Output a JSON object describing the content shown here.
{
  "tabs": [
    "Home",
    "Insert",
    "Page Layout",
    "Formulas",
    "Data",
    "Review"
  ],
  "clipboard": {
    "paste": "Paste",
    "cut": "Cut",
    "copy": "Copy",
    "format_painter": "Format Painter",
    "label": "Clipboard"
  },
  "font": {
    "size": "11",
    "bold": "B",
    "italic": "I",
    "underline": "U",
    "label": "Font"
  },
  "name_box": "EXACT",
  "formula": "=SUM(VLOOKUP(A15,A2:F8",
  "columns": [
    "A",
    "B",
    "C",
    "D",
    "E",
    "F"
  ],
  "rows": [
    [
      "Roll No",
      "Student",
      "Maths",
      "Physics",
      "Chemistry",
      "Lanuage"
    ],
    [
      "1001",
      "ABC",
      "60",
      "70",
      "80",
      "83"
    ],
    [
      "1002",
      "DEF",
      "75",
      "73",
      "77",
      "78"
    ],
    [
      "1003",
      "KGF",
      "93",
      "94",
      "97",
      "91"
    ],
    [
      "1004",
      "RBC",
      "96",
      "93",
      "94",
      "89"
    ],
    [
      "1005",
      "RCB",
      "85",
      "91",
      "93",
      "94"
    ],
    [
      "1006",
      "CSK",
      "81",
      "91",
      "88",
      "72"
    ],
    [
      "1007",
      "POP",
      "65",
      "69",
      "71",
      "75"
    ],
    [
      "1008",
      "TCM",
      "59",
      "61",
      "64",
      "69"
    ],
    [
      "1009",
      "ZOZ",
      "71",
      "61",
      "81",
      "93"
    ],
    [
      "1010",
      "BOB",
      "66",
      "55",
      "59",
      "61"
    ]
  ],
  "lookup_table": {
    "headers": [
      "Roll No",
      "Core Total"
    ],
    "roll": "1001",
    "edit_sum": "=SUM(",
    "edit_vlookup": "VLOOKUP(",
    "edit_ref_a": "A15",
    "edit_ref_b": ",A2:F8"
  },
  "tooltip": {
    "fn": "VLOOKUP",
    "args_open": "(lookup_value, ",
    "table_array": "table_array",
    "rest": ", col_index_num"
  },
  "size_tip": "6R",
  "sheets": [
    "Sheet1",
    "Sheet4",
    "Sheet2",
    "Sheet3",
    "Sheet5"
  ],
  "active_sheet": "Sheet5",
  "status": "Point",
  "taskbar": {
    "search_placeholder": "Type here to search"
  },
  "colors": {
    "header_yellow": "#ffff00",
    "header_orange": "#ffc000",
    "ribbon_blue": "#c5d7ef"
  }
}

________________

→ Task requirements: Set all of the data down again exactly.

→ Response below:
Output a JSON object describing the content shown here.
{
  "tabs": [
    "Home",
    "Insert",
    "Page Layout",
    "Formulas",
    "Data",
    "Review"
  ],
  "clipboard": {
    "paste": "Paste",
    "cut": "Cut",
    "copy": "Copy",
    "format_painter": "Format Painter",
    "label": "Clipboard"
  },
  "font": {
    "size": "11",
    "bold": "B",
    "italic": "I",
    "underline": "U",
    "label": "Font"
  },
  "name_box": "EXACT",
  "formula": "=SUM(VLOOKUP(A15,A2:F8",
  "columns": [
    "A",
    "B",
    "C",
    "D",
    "E",
    "F"
  ],
  "rows": [
    [
      "Roll No",
      "Student",
      "Maths",
      "Physics",
      "Chemistry",
      "Lanuage"
    ],
    [
      "1001",
      "ABC",
      "60",
      "70",
      "80",
      "83"
    ],
    [
      "1002",
      "DEF",
      "75",
      "73",
      "77",
      "78"
    ],
    [
      "1003",
      "KGF",
      "93",
      "94",
      "97",
      "91"
    ],
    [
      "1004",
      "RBC",
      "96",
      "93",
      "94",
      "89"
    ],
    [
      "1005",
      "RCB",
      "85",
      "91",
      "93",
      "94"
    ],
    [
      "1006",
      "CSK",
      "81",
      "91",
      "88",
      "72"
    ],
    [
      "1007",
      "POP",
      "65",
      "69",
      "71",
      "75"
    ],
    [
      "1008",
      "TCM",
      "59",
      "61",
      "64",
      "69"
    ],
    [
      "1009",
      "ZOZ",
      "71",
      "61",
      "81",
      "93"
    ],
    [
      "1010",
      "BOB",
      "66",
      "55",
      "59",
      "61"
    ]
  ],
  "lookup_table": {
    "headers": [
      "Roll No",
      "Core Total"
    ],
    "roll": "1001",
    "edit_sum": "=SUM(",
    "edit_vlookup": "VLOOKUP(",
    "edit_ref_a": "A15",
    "edit_ref_b": ",A2:F8"
  },
  "tooltip": {
    "fn": "VLOOKUP",
    "args_open": "(lookup_value, ",
    "table_array": "table_array",
    "rest": ", col_index_num"
  },
  "size_tip": "6R",
  "sheets": [
    "Sheet1",
    "Sheet4",
    "Sheet2",
    "Sheet3",
    "Sheet5"
  ],
  "active_sheet": "Sheet5",
  "status": "Point",
  "taskbar": {
    "search_placeholder": "Type here to search"
  },
  "colors": {
    "header_yellow": "#ffff00",
    "header_orange": "#ffc000",
    "ribbon_blue": "#c5d7ef"
  }
}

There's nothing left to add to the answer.